Tuesday, May 01, 2007
It is the mid-point between Spring Equinox and the Summer Solstice - the height of spring in the Solar Calendar. Beltane is the last of the three spring fertility - earth awakenings festivals.
Take some time today to help wake up the earth from Her slumber - plant something beautiful, make a May Basket for someone dear to you, dance a May Pole, notice what is blooming in your life (both literally and figuratively) and take time for joy.
Sunday, April 29, 2007
Madison Area Technical College
Last fall Rowan expressed interest in joining the Madison Youth Choir after they made a visit to her school the previous spring. She joined an introductory choir to do some early voice training, learn group singing/choral techniques and gain a basic understanding of conductor's signals.

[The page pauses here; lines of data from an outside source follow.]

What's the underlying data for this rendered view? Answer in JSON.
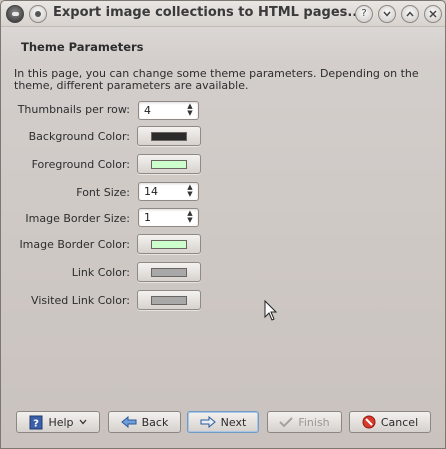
{
  "window": {
    "title": "Export image collections to HTML pages..."
  },
  "page": {
    "heading": "Theme Parameters",
    "description": "In this page, you can change some theme parameters. Depending on the theme, different parameters are available."
  },
  "params": {
    "thumbnails_per_row": {
      "label": "Thumbnails per row:",
      "value": "4"
    },
    "background_color": {
      "label": "Background Color:",
      "color": "#2b2b2b"
    },
    "foreground_color": {
      "label": "Foreground Color:",
      "color": "#ccffcc"
    },
    "font_size": {
      "label": "Font Size:",
      "value": "14"
    },
    "image_border_size": {
      "label": "Image Border Size:",
      "value": "1"
    },
    "image_border_color": {
      "label": "Image Border Color:",
      "color": "#ccffcc"
    },
    "link_color": {
      "label": "Link Color:",
      "color": "#a8a8a8"
    },
    "visited_link_color": {
      "label": "Visited Link Color:",
      "color": "#a8a8a8"
    }
  },
  "buttons": {
    "help": "Help",
    "back": "Back",
    "next": "Next",
    "finish": "Finish",
    "cancel": "Cancel"
  }
}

She loved it! The intro class served as her audition for MYC's youngest girls performing choir, Choraliers. She joined forty-some grade 3-5 aged girls in February, thus this is her first performance with the choir. May 9 the choirs will be "touring" various schools and elderly residential facilities and she'll have the chance to perform again.
We are very proud of her. She's worked hard and enjoyed her experience a lot. Their closing song was a beautiful version of Shalom, which she loves. We could really hear her voice blending in with the other girls to carry the melody while two harmony parts were being sung.
We were also treated to hearing/seeing all the boys' choirs and the older girls' choirs through high school aged kids. It was amazing to hear the musicianship of each group and stunning to see how hard kids and conductors alike have worked to achieve what they have achieved. Many of the kids looked like they enjoyed themselves thoroughly, which is also very powerful to observe.
We very much appreciate both Rowan's intro choir conductor, whose gentle spirit, encouragement and skill helped Rowan's interest and love of music grow. And we very much appreciate her Choraliers conductor, who holds high expectations for the girls and gives them lots of encouraging and concrete feedback. Her musical choices were also outstanding. She also directs one of the older girls' choirs and both choirs sang culturally diverse music with strong peace and justice themes throughout.
The website shows the ten finalists - ranging in age from 3.5 to 12 years, all sharing their pride in the family, which is headed by gay, lesbian, bisexual or transgendered parents.